_BRIEF:_ Word for word, set down the records and skip each picture.

_DATA PROVIDED:_

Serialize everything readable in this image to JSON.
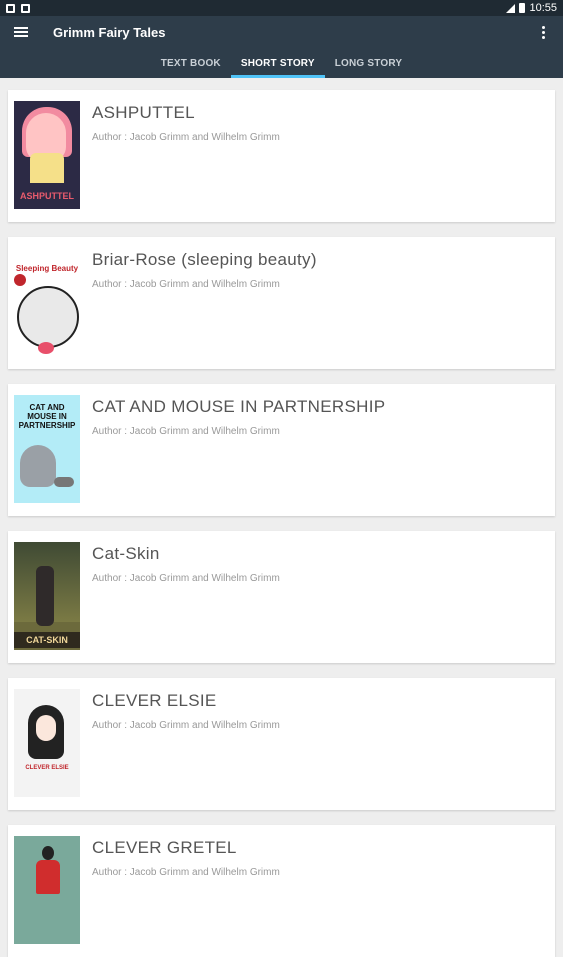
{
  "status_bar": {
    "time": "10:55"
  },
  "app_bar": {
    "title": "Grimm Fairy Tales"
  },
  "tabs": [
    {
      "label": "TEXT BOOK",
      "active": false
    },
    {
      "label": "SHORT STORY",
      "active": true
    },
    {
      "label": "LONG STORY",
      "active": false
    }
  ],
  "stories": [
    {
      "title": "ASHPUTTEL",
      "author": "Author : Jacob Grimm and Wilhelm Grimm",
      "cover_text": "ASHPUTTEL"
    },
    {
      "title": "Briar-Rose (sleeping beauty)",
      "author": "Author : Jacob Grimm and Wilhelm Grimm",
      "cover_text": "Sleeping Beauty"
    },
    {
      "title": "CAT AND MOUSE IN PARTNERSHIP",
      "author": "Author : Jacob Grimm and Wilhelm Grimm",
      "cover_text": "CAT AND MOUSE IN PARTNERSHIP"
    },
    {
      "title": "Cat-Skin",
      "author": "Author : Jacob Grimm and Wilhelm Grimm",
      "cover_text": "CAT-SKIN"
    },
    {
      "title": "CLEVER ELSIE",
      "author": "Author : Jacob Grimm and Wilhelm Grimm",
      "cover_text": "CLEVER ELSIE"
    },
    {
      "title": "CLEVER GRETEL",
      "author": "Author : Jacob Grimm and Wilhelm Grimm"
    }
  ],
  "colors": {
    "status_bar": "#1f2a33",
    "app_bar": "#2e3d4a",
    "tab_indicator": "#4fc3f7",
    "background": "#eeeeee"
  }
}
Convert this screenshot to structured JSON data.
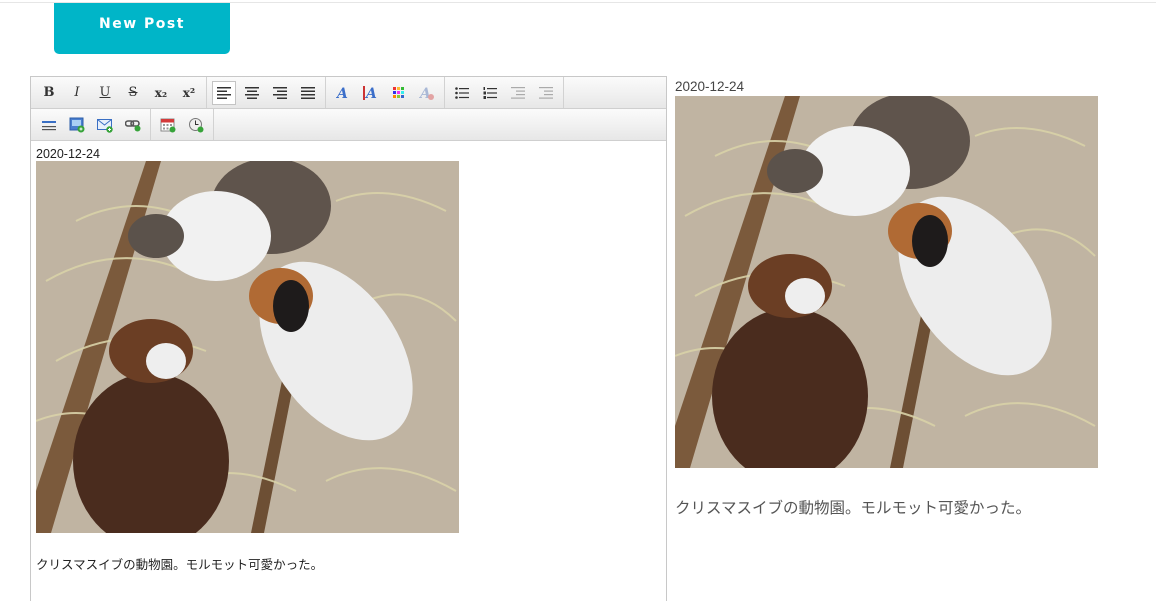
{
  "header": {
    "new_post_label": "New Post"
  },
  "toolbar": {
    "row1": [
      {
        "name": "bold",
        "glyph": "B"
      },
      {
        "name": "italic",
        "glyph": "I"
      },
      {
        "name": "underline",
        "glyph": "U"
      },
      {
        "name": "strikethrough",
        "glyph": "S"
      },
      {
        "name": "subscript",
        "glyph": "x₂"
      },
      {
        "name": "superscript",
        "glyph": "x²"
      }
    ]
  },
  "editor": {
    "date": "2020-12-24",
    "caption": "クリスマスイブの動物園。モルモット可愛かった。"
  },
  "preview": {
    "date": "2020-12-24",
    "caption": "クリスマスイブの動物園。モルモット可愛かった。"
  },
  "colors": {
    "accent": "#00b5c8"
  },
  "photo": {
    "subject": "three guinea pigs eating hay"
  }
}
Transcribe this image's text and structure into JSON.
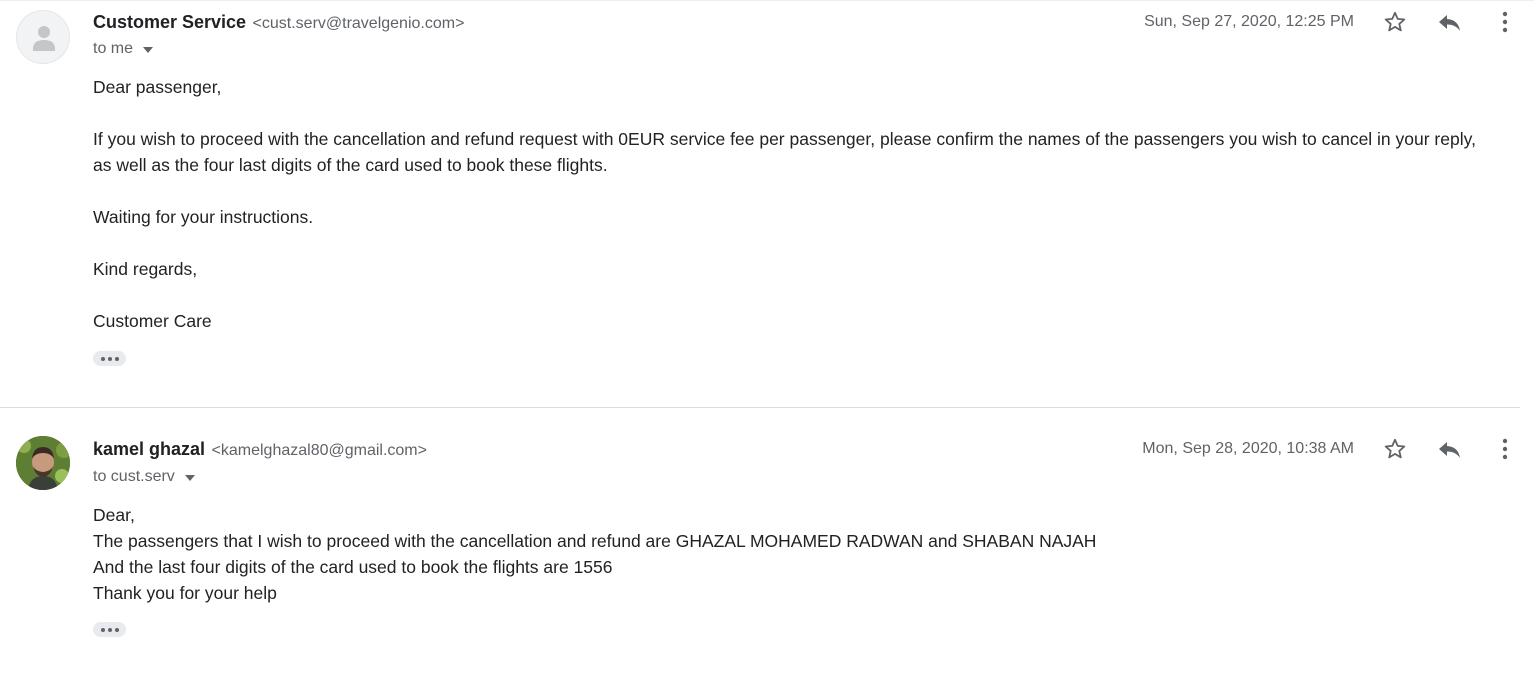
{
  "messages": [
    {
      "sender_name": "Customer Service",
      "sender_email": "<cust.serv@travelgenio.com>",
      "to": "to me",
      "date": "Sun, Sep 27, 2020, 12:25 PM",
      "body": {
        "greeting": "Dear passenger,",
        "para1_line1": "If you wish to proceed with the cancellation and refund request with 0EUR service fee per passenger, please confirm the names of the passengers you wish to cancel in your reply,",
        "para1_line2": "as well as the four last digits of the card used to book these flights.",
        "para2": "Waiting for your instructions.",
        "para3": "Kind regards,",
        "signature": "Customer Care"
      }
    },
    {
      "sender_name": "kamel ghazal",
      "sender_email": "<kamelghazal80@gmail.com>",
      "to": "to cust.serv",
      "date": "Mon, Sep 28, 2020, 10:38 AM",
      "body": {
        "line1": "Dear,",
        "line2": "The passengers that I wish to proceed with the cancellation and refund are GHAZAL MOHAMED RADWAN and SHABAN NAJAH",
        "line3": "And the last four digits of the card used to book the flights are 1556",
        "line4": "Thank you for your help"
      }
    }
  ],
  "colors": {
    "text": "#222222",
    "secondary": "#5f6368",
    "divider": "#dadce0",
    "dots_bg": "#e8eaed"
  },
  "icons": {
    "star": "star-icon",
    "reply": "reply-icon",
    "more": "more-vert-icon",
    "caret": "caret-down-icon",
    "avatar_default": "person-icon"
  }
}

_TASK ANSWER:_
Serialize everything readable in this image to JSON.
{
  "status_bar": {
    "time": "10:55"
  },
  "app_bar": {
    "title": "Grimm Fairy Tales"
  },
  "tabs": [
    {
      "label": "TEXT BOOK",
      "active": false
    },
    {
      "label": "SHORT STORY",
      "active": true
    },
    {
      "label": "LONG STORY",
      "active": false
    }
  ],
  "stories": [
    {
      "title": "ASHPUTTEL",
      "author": "Author : Jacob Grimm and Wilhelm Grimm",
      "cover_text": "ASHPUTTEL"
    },
    {
      "title": "Briar-Rose (sleeping beauty)",
      "author": "Author : Jacob Grimm and Wilhelm Grimm",
      "cover_text": "Sleeping Beauty"
    },
    {
      "title": "CAT AND MOUSE IN PARTNERSHIP",
      "author": "Author : Jacob Grimm and Wilhelm Grimm",
      "cover_text": "CAT AND MOUSE IN PARTNERSHIP"
    },
    {
      "title": "Cat-Skin",
      "author": "Author : Jacob Grimm and Wilhelm Grimm",
      "cover_text": "CAT-SKIN"
    },
    {
      "title": "CLEVER ELSIE",
      "author": "Author : Jacob Grimm and Wilhelm Grimm",
      "cover_text": "CLEVER ELSIE"
    },
    {
      "title": "CLEVER GRETEL",
      "author": "Author : Jacob Grimm and Wilhelm Grimm"
    }
  ],
  "colors": {
    "status_bar": "#1f2a33",
    "app_bar": "#2e3d4a",
    "tab_indicator": "#4fc3f7",
    "background": "#eeeeee"
  }
}
Convert this screenshot to structured JSON data.
{
  "header": {
    "new_post_label": "New Post"
  },
  "toolbar": {
    "row1": [
      {
        "name": "bold",
        "glyph": "B"
      },
      {
        "name": "italic",
        "glyph": "I"
      },
      {
        "name": "underline",
        "glyph": "U"
      },
      {
        "name": "strikethrough",
        "glyph": "S"
      },
      {
        "name": "subscript",
        "glyph": "x₂"
      },
      {
        "name": "superscript",
        "glyph": "x²"
      }
    ]
  },
  "editor": {
    "date": "2020-12-24",
    "caption": "クリスマスイブの動物園。モルモット可愛かった。"
  },
  "preview": {
    "date": "2020-12-24",
    "caption": "クリスマスイブの動物園。モルモット可愛かった。"
  },
  "colors": {
    "accent": "#00b5c8"
  },
  "photo": {
    "subject": "three guinea pigs eating hay"
  }
}
Transcribe this image's text and structure into JSON.
{
  "messages": [
    {
      "sender_name": "Customer Service",
      "sender_email": "<cust.serv@travelgenio.com>",
      "to": "to me",
      "date": "Sun, Sep 27, 2020, 12:25 PM",
      "body": {
        "greeting": "Dear passenger,",
        "para1_line1": "If you wish to proceed with the cancellation and refund request with 0EUR service fee per passenger, please confirm the names of the passengers you wish to cancel in your reply,",
        "para1_line2": "as well as the four last digits of the card used to book these flights.",
        "para2": "Waiting for your instructions.",
        "para3": "Kind regards,",
        "signature": "Customer Care"
      }
    },
    {
      "sender_name": "kamel ghazal",
      "sender_email": "<kamelghazal80@gmail.com>",
      "to": "to cust.serv",
      "date": "Mon, Sep 28, 2020, 10:38 AM",
      "body": {
        "line1": "Dear,",
        "line2": "The passengers that I wish to proceed with the cancellation and refund are GHAZAL MOHAMED RADWAN and SHABAN NAJAH",
        "line3": "And the last four digits of the card used to book the flights are 1556",
        "line4": "Thank you for your help"
      }
    }
  ],
  "colors": {
    "text": "#222222",
    "secondary": "#5f6368",
    "divider": "#dadce0",
    "dots_bg": "#e8eaed"
  },
  "icons": {
    "star": "star-icon",
    "reply": "reply-icon",
    "more": "more-vert-icon",
    "caret": "caret-down-icon",
    "avatar_default": "person-icon"
  }
}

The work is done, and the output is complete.